Sam Gilliam (born 1933, Tupelo, Mississippi) is one of America’s most prominent abstract painters.
This catalogue puts the focus on the years between 1967 and 1973, the period of the greatest radicalism in Gilliam’s oeuvre. The paintings he created during these years stand out for their monumentality and forceful use of colour. The canvas becomes a medium that records traces of the production process and exhibits its own physicality.
At a time when painting seemed to be in decline, Gilliam breathed new life into it – jazz was an important source of inspiration for his expressive and energetic style.
The Music of Colour also probes the political and historical dimension of Gilliam’s oeuvre.
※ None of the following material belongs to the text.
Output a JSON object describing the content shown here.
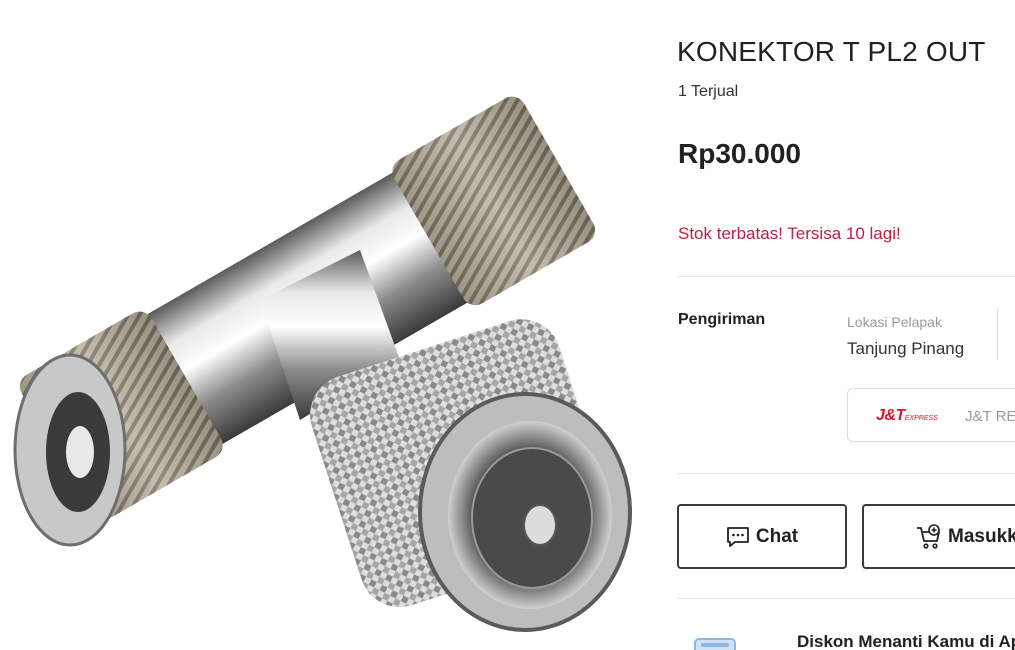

While the artist himself rarely comments on political issues, the works in his Martin Luther King series and Jail Jungle reflect the 1968 race riots and the highly polarized debate over black art and abstract painting in 1960s and 1970s America.
Published on the occasion of the exhibition, The Music of Color: Sam Gilliam 1967 -1973 at Kunstmuseum Basel (9 June- 20 September 2018).
English and German text.